George Bernard Shaw was renowned for his scathing wit, and it seems only natural to expect a comedy about him to be dry, witty and vibrantly verbal. Instead, playwright Mark Saltzman, has chosen broad, bombastic farce as the base of his new play. "Mr. Shaw" also deals with fictional exchanges.
George Bernard Shaw was renowned for his scathing wit, and it seems only natural to expect a comedy about him to be dry, witty and vibrantly verbal. Instead, playwright Mark Saltzman (author of “The Tin Pan Alley Rag,” centering on a fictional meeting between Irving Berlin and Scott Joplin), has chosen broad, bombastic farce as the base of his new play. “Mr. Shaw,” also deals with fictional exchanges. Shaw visited MGM in March 1933 to discuss selling screen rights for his play “Pygmalion,” and Saltzman invents details of his luncheon there with Louis B. Mayer, William Randolph Hearst and Marion Davies. The problem with this revisionism is too much zany overstatement, which comes across as foreign to Shaw’s erudite spirit. Director Daniel Henning supplies crowd-pleasing laughter to keep the show’s engine racing until Shaw evaporates into a peripheral figure, a marginal excuse for vaudevillian lunacy that lacks dramatic underpinning or a true sense of period.

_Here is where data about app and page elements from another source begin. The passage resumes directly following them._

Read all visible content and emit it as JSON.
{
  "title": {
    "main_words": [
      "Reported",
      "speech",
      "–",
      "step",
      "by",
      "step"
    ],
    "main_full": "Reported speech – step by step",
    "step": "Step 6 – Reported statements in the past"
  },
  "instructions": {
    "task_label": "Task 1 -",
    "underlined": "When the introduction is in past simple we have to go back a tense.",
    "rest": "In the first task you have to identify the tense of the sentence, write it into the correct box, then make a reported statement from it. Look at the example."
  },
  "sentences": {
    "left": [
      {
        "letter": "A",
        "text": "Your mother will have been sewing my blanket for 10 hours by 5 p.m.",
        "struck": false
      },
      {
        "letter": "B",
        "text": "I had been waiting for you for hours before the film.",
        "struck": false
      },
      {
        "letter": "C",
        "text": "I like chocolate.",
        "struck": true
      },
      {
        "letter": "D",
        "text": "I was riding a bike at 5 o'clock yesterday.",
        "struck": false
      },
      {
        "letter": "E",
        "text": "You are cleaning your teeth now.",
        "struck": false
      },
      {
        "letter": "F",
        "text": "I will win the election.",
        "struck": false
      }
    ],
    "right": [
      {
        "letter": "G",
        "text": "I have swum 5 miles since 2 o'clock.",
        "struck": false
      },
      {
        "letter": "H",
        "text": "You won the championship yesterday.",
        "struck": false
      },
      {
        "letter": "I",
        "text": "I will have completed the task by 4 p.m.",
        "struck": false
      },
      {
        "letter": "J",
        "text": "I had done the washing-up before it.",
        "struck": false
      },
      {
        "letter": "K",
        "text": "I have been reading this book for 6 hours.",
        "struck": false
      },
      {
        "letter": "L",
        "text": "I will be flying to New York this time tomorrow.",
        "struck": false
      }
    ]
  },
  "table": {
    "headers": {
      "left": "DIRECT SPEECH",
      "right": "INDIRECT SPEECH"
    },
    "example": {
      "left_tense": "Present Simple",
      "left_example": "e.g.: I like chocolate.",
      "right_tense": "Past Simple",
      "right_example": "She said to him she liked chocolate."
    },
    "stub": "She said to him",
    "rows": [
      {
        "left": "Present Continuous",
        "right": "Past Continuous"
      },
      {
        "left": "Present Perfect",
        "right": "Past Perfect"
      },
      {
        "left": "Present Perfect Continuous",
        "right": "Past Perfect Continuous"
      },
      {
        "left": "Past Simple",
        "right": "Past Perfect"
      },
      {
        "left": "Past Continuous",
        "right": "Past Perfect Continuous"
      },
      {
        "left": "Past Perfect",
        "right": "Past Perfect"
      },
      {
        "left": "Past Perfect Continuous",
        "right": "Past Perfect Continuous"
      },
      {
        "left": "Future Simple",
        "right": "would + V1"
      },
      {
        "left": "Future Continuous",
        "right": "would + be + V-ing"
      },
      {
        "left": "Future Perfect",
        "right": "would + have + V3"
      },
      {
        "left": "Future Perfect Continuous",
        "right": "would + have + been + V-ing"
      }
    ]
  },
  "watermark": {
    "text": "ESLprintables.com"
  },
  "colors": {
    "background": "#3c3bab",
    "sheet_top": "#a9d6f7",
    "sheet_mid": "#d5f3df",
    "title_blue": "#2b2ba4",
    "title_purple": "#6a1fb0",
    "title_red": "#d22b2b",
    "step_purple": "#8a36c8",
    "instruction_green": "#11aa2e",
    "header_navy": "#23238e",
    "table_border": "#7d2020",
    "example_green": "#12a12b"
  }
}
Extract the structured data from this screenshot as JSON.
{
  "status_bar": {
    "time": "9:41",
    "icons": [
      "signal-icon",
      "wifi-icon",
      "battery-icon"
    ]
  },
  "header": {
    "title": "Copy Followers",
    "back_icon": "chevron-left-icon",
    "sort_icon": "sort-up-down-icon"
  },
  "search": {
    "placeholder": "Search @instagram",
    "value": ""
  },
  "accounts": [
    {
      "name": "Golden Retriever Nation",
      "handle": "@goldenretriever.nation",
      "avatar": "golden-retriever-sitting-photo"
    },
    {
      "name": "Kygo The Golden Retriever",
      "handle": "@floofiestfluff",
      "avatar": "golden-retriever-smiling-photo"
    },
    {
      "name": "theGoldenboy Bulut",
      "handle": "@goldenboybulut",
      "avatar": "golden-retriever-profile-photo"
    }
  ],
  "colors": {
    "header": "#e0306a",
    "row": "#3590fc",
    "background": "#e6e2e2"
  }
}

A basic requirement when placing real-life people in fictitious situations is preserving their fundamental essence as characters. Our introduction to Charlotte Shaw (Mala Powers), in which she sings a gentle a capella duet with husband GBS (Nicolas Coster), has a reassuringly authentic charm.
From here, the story violates this rule and quickly unravels after entering a lush pink bungalow (beautifully designed by Dwight Richard Odle), the custom-built setting erected by Hearst for mistress Marion Davies (Carmen Thomas). Davies is presented as a vulgar, grasping Lina Lamont, determined to wrest the role of Eliza from Norma Shearer if Shaw gives MGM the “Pygmalion” rights.
It’s understandable that director Henning would want to avoid the trouble of re-creating her famous stammer, but Davies was, in the words of Mary Astor, “not acquisitive,” and Hedda Hopper has said Davies had little interest in her career, working only to satisfy Hearst’s relentless ambitions for her. Thomas is a strong, versatile comedian who frequently succeeds in distracting us from the distorted character conception.
Glenn Taranto’s Louis B. Mayer contains a few of the mogul’s familiar traits — his tendency to fake copious tears after being denied his own way, his self-pity when other films (such as “King Kong”) outgrossed Metro releases. Missing is his tough, ruthless shrewdness. When Clark Gable (J. Richey Nash) faces him down and says, “I am the King,” Mayer shrinks under the assault.
Nash is assigned one trait — Gable’s wanton womanizing — without that rough-hewn, he-man persona that made him a box office titan. Steven Gilborn is better as the lovesick 70-year-old Hearst, but lacks the stature of the power-mad newspaper tycoon.
Nicolas Coster’s Shaw, in contrast to his co-stars, is a model of restraint, an approach that works well when Oscar, Marion Davies’ houseboy (Martin G. James) cries “I’m overcome” upon meeting Shaw, and the viper-tongued curmudgeon responds, “Of course you are — it’s an entirely appropriate reaction.” More of these Addison DeWitt-Waldo Lydecker one-liners would have been welcome.
Mala Powers’ Charlotte isn’t forced to compete with a legendary ghost, and her interpretation is lovely and relaxing. She has a memorable scene with Thomas in which the women share confidences about their controlling men. Martin G. Games finds the perfect note of parody as Oscar, displaying a Kevin Kline-like ability to clown and still climb beyond caricature.
All the activity — Davies jumping on top of Gable to shield him from Hearst’s jealous gaze, Davies heaving pearls from a window, John Barrymore (Peter Van Norden) hurling cubes of sugar around the room — can’t disguise the fact that the issues raised are thin, and nothing is at stake. We don’t care if Davies gets to play Eliza, or whether Shaw sells “Pygmalion” to Hollywood.
Final scene, in which he joyously holds up his screenplay Oscar for “Pygmalion,” contrasts sharply with his actual remark, “To offer me this sort of an award is an insult, as if they had never heard of me before.”
The biting nature of that reaction illuminates how totally this treatment trades the wicked Shavian wit for generic slapstick.
Much of it is entertaining, but show’s overall approach misses the opportunity to make Shaw the special and fascinating figure who captivated the world for nearly a century.